The other afternoon, I spent a few hours wandering around Georgetown in Washington, DC. My mission: to evaluate just how connected Americans are.
Over the course of 15 minutes I kept record of technology in our outdoor lives.
I kept count of how many iPods and Blackberries I encountered (17). I noted the number of "business deals" occurring in transit over the cellphone (5). I mulled over the people who eat lunch while talking into their bluetooth (3). I felt concern for the teenagers with their phones tethered to their arm, headphones in WHILE touring with their parents (2). And it made me wonder, is it necessary to be this connected? Is it necessary to walk around absorbed in technology, tuned out from your surroundings and fellow travelers...Technology Loss.
I would argue not at all. There's no reason to be like this; people have survived for decades without cell phones. My mom still survives without a cell phone . To prove my point, for exactly two hours in the middle of the work day, I didn't check my phone, send an email or answer a text. That is until a lost jogger asked for directions to his hotel. He was a good 10 miles from his destination. And so, with only the options of being a good Samaritan or a rude American, I succumbed to the phone in my bag and mapped a running route back to his hotel for him... Technology Win.
I really wanted to take pictures of this experience, but the guilt of judging America's tech-obsessed got the best of me. Plus by taking their picture with my phone, I was submitting to the same behavior that I was trying to break.

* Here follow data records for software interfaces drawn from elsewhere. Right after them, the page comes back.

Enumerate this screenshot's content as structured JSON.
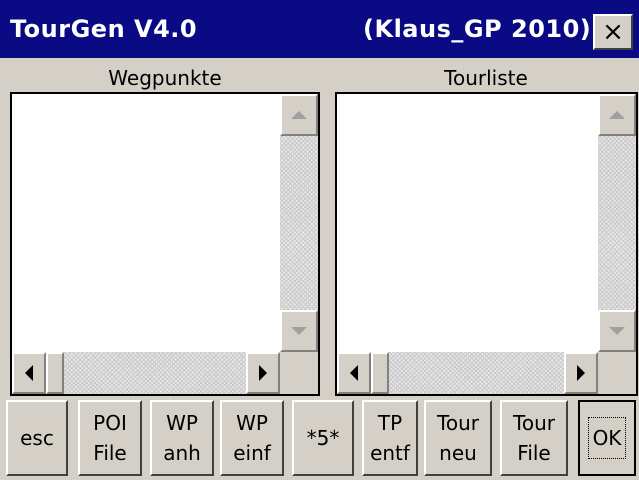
{
  "window": {
    "title": "TourGen V4.0",
    "subtitle": "(Klaus_GP 2010)",
    "close_label": "×"
  },
  "panes": {
    "left_label": "Wegpunkte",
    "right_label": "Tourliste"
  },
  "buttons": [
    {
      "line1": "esc",
      "line2": ""
    },
    {
      "line1": "POI",
      "line2": "File"
    },
    {
      "line1": "WP",
      "line2": "anh"
    },
    {
      "line1": "WP",
      "line2": "einf"
    },
    {
      "line1": "*5*",
      "line2": ""
    },
    {
      "line1": "TP",
      "line2": "entf"
    },
    {
      "line1": "Tour",
      "line2": "neu"
    },
    {
      "line1": "Tour",
      "line2": "File"
    },
    {
      "line1": "OK",
      "line2": ""
    }
  ],
  "colors": {
    "titlebar": "#0a0a84",
    "face": "#d4d0c8"
  }
}
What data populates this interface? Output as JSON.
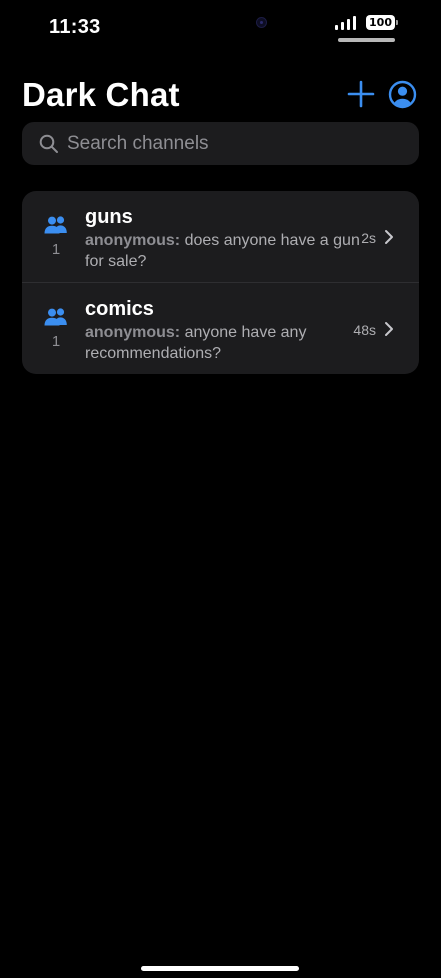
{
  "status_bar": {
    "time": "11:33",
    "battery": "100"
  },
  "header": {
    "title": "Dark Chat",
    "icons": {
      "add": "plus-icon",
      "profile": "person-circle-icon"
    }
  },
  "search": {
    "placeholder": "Search channels",
    "value": ""
  },
  "channels": [
    {
      "name": "guns",
      "member_count": "1",
      "preview_author": "anonymous:",
      "preview_text": "does anyone have a gun for sale?",
      "time": "2s"
    },
    {
      "name": "comics",
      "member_count": "1",
      "preview_author": "anonymous:",
      "preview_text": "anyone have any recommendations?",
      "time": "48s"
    }
  ],
  "colors": {
    "accent": "#3b8ef0",
    "background": "#000000",
    "surface": "#1c1c1e",
    "secondary_text": "#8e8e93"
  }
}
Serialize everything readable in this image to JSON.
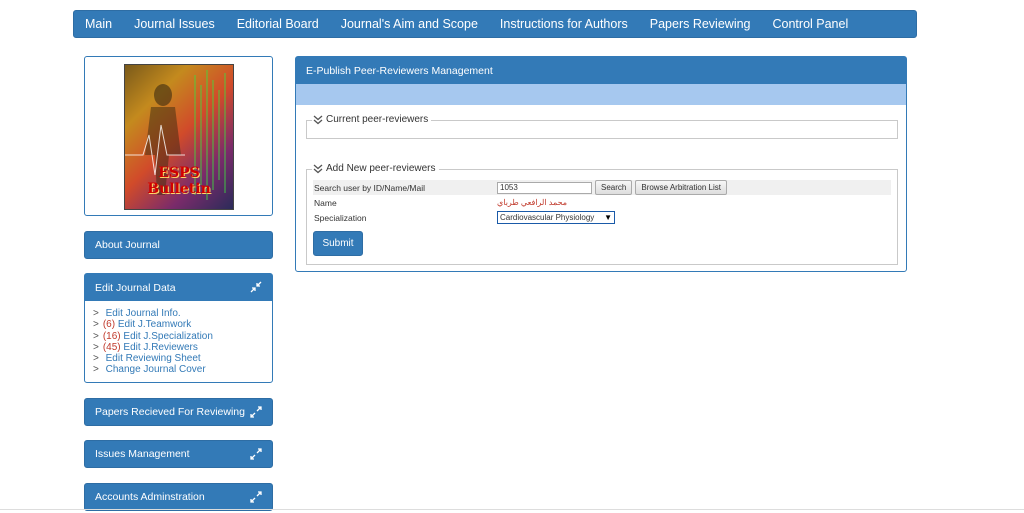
{
  "nav": {
    "items": [
      "Main",
      "Journal Issues",
      "Editorial Board",
      "Journal's Aim and Scope",
      "Instructions for Authors",
      "Papers Reviewing",
      "Control Panel"
    ]
  },
  "cover": {
    "title": "ESPS Bulletin"
  },
  "sidebar": {
    "about": "About Journal",
    "edit_panel": {
      "title": "Edit Journal Data",
      "links": [
        {
          "count": "",
          "label": "Edit Journal Info."
        },
        {
          "count": "(6)",
          "label": "Edit J.Teamwork"
        },
        {
          "count": "(16)",
          "label": "Edit J.Specialization"
        },
        {
          "count": "(45)",
          "label": "Edit J.Reviewers"
        },
        {
          "count": "",
          "label": "Edit Reviewing Sheet"
        },
        {
          "count": "",
          "label": "Change Journal Cover"
        }
      ]
    },
    "papers": "Papers Recieved For Reviewing",
    "issues": "Issues Management",
    "accounts": "Accounts Adminstration"
  },
  "main": {
    "title": "E-Publish Peer-Reviewers Management",
    "current_legend": "Current peer-reviewers",
    "add_legend": "Add New peer-reviewers",
    "search_label": "Search user by ID/Name/Mail",
    "search_value": "1053",
    "search_button": "Search",
    "browse_button": "Browse Arbitration List",
    "name_label": "Name",
    "name_value": "محمد الرافعي طرباي",
    "spec_label": "Specialization",
    "spec_value": "Cardiovascular Physiology",
    "submit": "Submit"
  },
  "colors": {
    "primary": "#337ab7",
    "band": "#a6c8ef",
    "accent_red": "#c0392b"
  }
}
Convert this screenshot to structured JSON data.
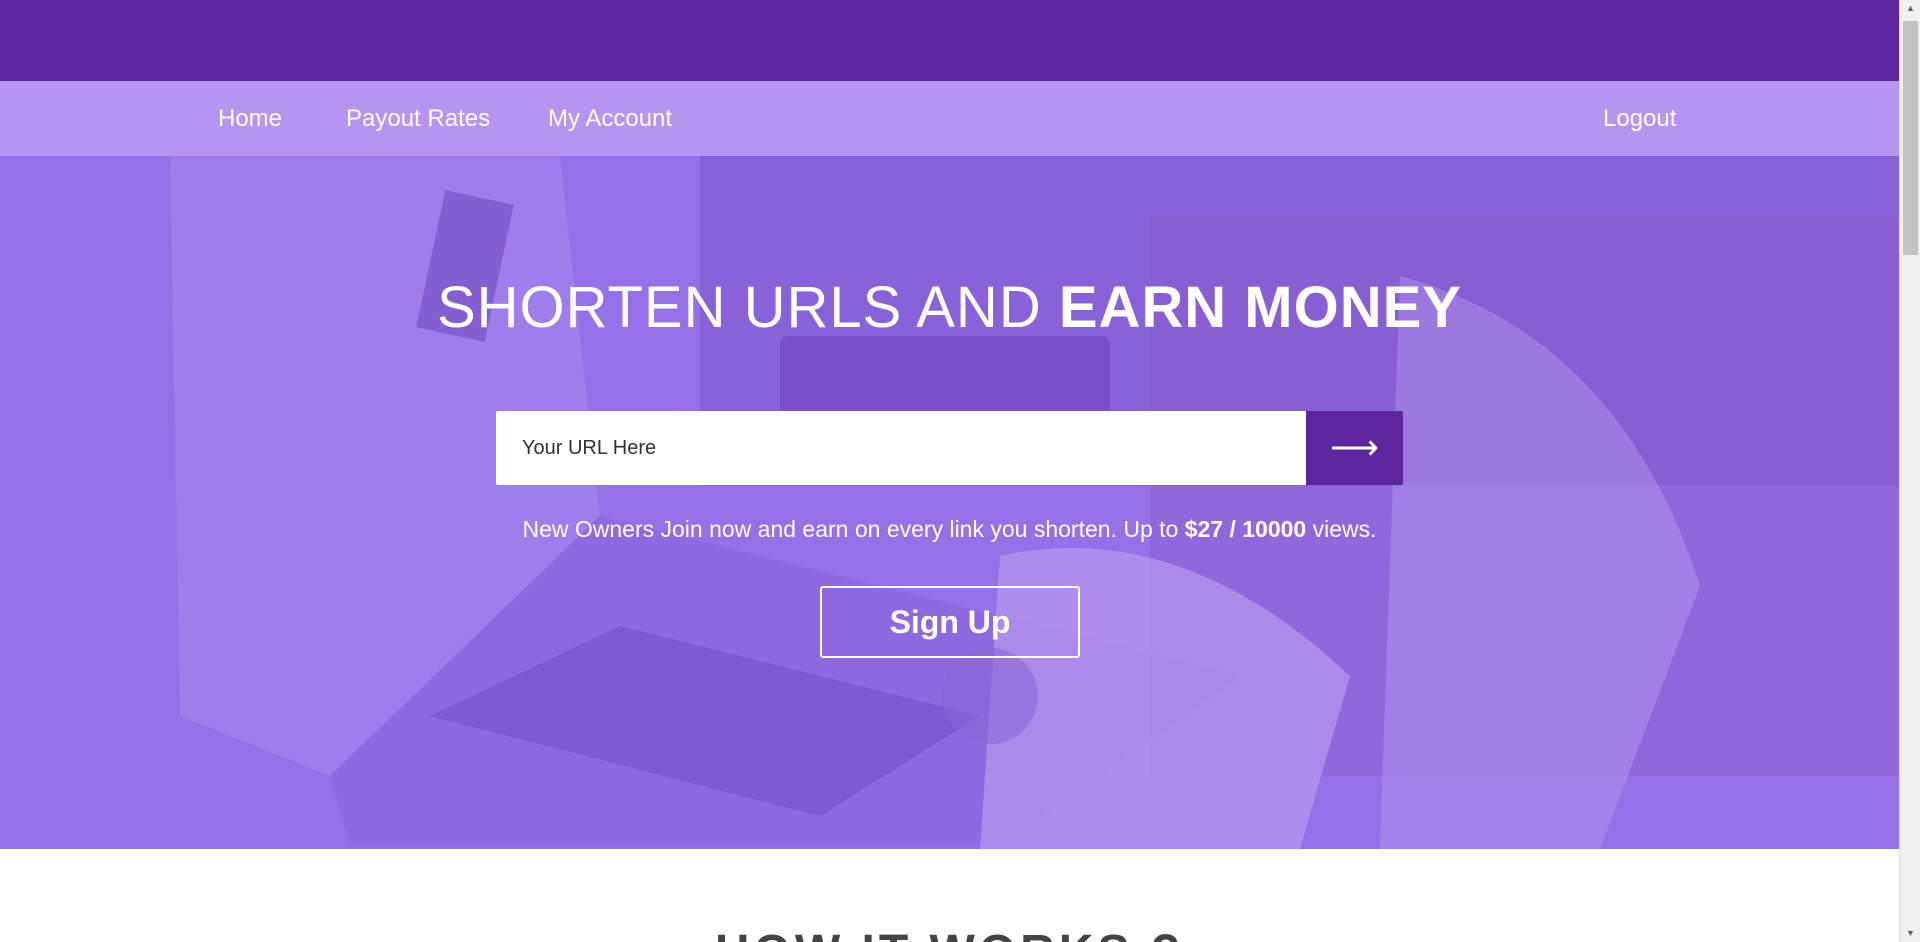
{
  "nav": {
    "home": "Home",
    "payout_rates": "Payout Rates",
    "my_account": "My Account",
    "logout": "Logout"
  },
  "hero": {
    "title_thin": "SHORTEN URLS AND",
    "title_bold": "EARN MONEY",
    "url_placeholder": "Your URL Here",
    "submit_icon": "arrow-right-icon",
    "submit_glyph": "⟶",
    "promo_prefix": "New Owners Join now and earn on every link you shorten. Up to",
    "promo_rate": "$27 / 10000",
    "promo_suffix": "views.",
    "signup_label": "Sign Up"
  },
  "section": {
    "heading": "HOW IT WORKS ?"
  },
  "colors": {
    "brand_dark": "#5e269e",
    "nav_bg": "#b694f0",
    "hero_overlay": "#9a72ea"
  }
}
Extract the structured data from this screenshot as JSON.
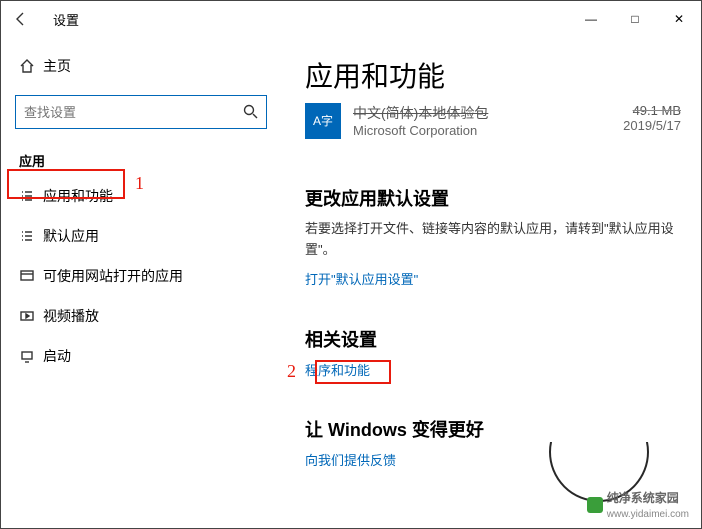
{
  "window": {
    "title": "设置",
    "controls": {
      "min": "—",
      "max": "□",
      "close": "✕"
    }
  },
  "sidebar": {
    "home": "主页",
    "search_placeholder": "查找设置",
    "section": "应用",
    "items": [
      {
        "label": "应用和功能"
      },
      {
        "label": "默认应用"
      },
      {
        "label": "可使用网站打开的应用"
      },
      {
        "label": "视频播放"
      },
      {
        "label": "启动"
      }
    ]
  },
  "main": {
    "heading": "应用和功能",
    "app": {
      "name_struck": "中文(简体)本地体验包",
      "publisher": "Microsoft Corporation",
      "size_struck": "49.1 MB",
      "date": "2019/5/17",
      "tile_letter": "A字"
    },
    "change_defaults": {
      "title": "更改应用默认设置",
      "text": "若要选择打开文件、链接等内容的默认应用，请转到\"默认应用设置\"。",
      "link": "打开\"默认应用设置\""
    },
    "related": {
      "title": "相关设置",
      "link": "程序和功能"
    },
    "improve": {
      "title": "让 Windows 变得更好",
      "link": "向我们提供反馈"
    }
  },
  "annotations": {
    "one": "1",
    "two": "2"
  },
  "watermark": {
    "brand": "纯净系统家园",
    "url": "www.yidaimei.com"
  }
}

So, instead I took pictures of beautiful natural Georgetown. Unlike the guy who was jogging with his dog in one hand, and his phone pressed to his ear in the other hand, nature makes me feel calm and disconnected. After two hours of judging people, it was time to stop and smell the roses...